**Try it:**
Reproduce the whole of the data exactly.

**Data provided:**
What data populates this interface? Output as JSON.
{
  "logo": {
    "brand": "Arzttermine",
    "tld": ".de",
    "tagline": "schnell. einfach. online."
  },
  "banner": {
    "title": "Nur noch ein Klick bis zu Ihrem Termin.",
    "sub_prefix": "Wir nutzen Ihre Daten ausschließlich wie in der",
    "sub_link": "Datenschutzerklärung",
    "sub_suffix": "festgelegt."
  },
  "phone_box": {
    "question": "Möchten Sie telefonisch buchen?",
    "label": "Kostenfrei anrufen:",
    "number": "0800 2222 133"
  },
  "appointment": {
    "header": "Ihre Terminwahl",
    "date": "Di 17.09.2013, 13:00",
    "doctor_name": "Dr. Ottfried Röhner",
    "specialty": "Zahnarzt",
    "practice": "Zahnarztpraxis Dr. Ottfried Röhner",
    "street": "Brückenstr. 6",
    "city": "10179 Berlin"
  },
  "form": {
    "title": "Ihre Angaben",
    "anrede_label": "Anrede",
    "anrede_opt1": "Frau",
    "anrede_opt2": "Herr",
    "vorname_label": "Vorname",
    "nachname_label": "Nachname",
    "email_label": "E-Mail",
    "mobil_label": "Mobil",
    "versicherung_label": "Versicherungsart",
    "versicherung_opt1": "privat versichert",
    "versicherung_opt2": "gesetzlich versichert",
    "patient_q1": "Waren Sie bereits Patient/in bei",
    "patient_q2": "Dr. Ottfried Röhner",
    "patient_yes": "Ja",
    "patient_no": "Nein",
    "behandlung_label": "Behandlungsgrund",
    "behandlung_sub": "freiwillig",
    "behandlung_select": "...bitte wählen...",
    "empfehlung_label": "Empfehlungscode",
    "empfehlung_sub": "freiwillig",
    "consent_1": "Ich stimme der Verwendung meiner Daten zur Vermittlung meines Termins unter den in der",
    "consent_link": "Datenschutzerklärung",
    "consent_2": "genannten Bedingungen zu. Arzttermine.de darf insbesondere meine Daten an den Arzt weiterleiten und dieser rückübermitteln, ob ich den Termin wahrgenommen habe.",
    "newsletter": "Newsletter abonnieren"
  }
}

**Exercise solution:**
What data populates this interface? Output as JSON.
{
  "logo": {
    "brand": "Arzttermine",
    "tld": ".de",
    "tagline": "schnell. einfach. online."
  },
  "banner": {
    "title": "Nur noch ein Klick bis zu Ihrem Termin.",
    "sub_prefix": "Wir nutzen Ihre Daten ausschließlich wie in der",
    "sub_link": "Datenschutzerklärung",
    "sub_suffix": "festgelegt."
  },
  "phone_box": {
    "question": "Möchten Sie telefonisch buchen?",
    "label": "Kostenfrei anrufen:",
    "number": "0800 2222 133"
  },
  "appointment": {
    "header": "Ihre Terminwahl",
    "date": "Di 17.09.2013, 13:00",
    "doctor_name": "Dr. Ottfried Röhner",
    "specialty": "Zahnarzt",
    "practice": "Zahnarztpraxis Dr. Ottfried Röhner",
    "street": "Brückenstr. 6",
    "city": "10179 Berlin"
  },
  "form": {
    "title": "Ihre Angaben",
    "anrede_label": "Anrede",
    "anrede_opt1": "Frau",
    "anrede_opt2": "Herr",
    "vorname_label": "Vorname",
    "nachname_label": "Nachname",
    "email_label": "E-Mail",
    "mobil_label": "Mobil",
    "versicherung_label": "Versicherungsart",
    "versicherung_opt1": "privat versichert",
    "versicherung_opt2": "gesetzlich versichert",
    "patient_q1": "Waren Sie bereits Patient/in bei",
    "patient_q2": "Dr. Ottfried Röhner",
    "patient_yes": "Ja",
    "patient_no": "Nein",
    "behandlung_label": "Behandlungsgrund",
    "behandlung_sub": "freiwillig",
    "behandlung_select": "...bitte wählen...",
    "empfehlung_label": "Empfehlungscode",
    "empfehlung_sub": "freiwillig",
    "consent_1": "Ich stimme der Verwendung meiner Daten zur Vermittlung meines Termins unter den in der",
    "consent_link": "Datenschutzerklärung",
    "consent_2": "genannten Bedingungen zu. Arzttermine.de darf insbesondere meine Daten an den Arzt weiterleiten und dieser rückübermitteln, ob ich den Termin wahrgenommen habe.",
    "newsletter": "Newsletter abonnieren"
  }
}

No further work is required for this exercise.